This was a prospective cohort study that used data from two groups within the larger cohort that makes up the COSMOS study to examine the effect of mobile phone use on sleep quality. The COSMOS study was initiated to evaluate a broad range of health outcomes in relation to radiofrequency electromagnetic field (RF-EMF) exposure from mobile phone use. This study specifically focussed on the first two countries to complete the 4-year follow up assessment, Sweden and Finland. The analysis included 21,049 and 3,120 participants aged between 18 and 66 years who had operator data for their mobile phone use in Sweden and Finland, respectively. The sleep quality outcomes examined included daytime somnolence, sleep disturbance, insomnia, sleep latency and sleep adequacy. The authors reported that there was a small association with insomnia in the highest users of mobile phones (odds ratio (OR) was 1.24 with a 95% confidence interval (CI) of 1.03 – 1.51). No association was observed for other sleep outcomes.

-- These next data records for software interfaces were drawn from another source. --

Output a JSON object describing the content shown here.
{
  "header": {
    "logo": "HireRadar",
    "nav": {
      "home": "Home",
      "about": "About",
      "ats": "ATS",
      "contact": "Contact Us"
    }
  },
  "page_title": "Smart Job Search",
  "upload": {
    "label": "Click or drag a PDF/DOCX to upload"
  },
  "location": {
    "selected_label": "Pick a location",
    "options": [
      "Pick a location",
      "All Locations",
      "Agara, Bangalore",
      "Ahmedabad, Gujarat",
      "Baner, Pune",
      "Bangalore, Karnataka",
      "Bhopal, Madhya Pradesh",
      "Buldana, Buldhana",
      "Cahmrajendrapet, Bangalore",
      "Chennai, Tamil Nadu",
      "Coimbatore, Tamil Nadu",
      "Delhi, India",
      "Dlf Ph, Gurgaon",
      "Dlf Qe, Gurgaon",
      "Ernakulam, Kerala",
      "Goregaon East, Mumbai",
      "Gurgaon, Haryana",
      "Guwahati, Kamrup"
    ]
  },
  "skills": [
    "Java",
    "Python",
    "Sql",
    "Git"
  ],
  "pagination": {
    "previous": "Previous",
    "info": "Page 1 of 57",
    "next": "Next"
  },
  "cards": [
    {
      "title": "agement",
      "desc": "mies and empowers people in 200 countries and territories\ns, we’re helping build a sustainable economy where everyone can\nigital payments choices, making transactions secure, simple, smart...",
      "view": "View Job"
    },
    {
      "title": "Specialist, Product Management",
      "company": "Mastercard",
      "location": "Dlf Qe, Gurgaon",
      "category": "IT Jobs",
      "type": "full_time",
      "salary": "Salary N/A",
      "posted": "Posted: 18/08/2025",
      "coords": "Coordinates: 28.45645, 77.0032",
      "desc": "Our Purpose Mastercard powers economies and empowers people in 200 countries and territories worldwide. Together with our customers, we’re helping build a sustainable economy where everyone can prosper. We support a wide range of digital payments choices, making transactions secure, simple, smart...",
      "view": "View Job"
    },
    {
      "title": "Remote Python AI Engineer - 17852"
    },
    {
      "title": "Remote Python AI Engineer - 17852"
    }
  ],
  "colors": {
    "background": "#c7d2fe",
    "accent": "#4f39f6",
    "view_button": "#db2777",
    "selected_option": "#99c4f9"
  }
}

Although an association with high mobile phone use and insomnia was observed, when the authors adjusted the data to account for the lower exposure to RF-EMF from the UMTS (3G) compared to the GSM (2G) network, this association was no longer there (OR was 1.09 (95% CI 0.89–1.33)). Therefore, it is possible that other factors associated with mobile phone use other than exposure to RF EMF could explain the initial result. Epidemiological studies examining possible effects of RF EMF exposure on sleep quality were considered in the review of evidence that informed the Scientific Committee on Emerging and Newly Identified Health Risks (SCENIHR) opinion on Potential health effects of exposure to electromagnetic fields (EMF). The evidence for sleep disruption was also considered in ARPANSA Technical Report 164: Review of Radiofrequency Health Effects Research – Scientific Literature 2000 – 2012 resulting in conclusions consistent with the SCENIHR opinion. Overall, the SCENIHR report concluded that there was no substantiated scientific evidence to support disruptions to parameters affecting sleep quality. The results of this study provide further evidence that the limits set within the ARPANSA RF standard are appropriate for protecting people from the known harmful effects of exposure to RF EME.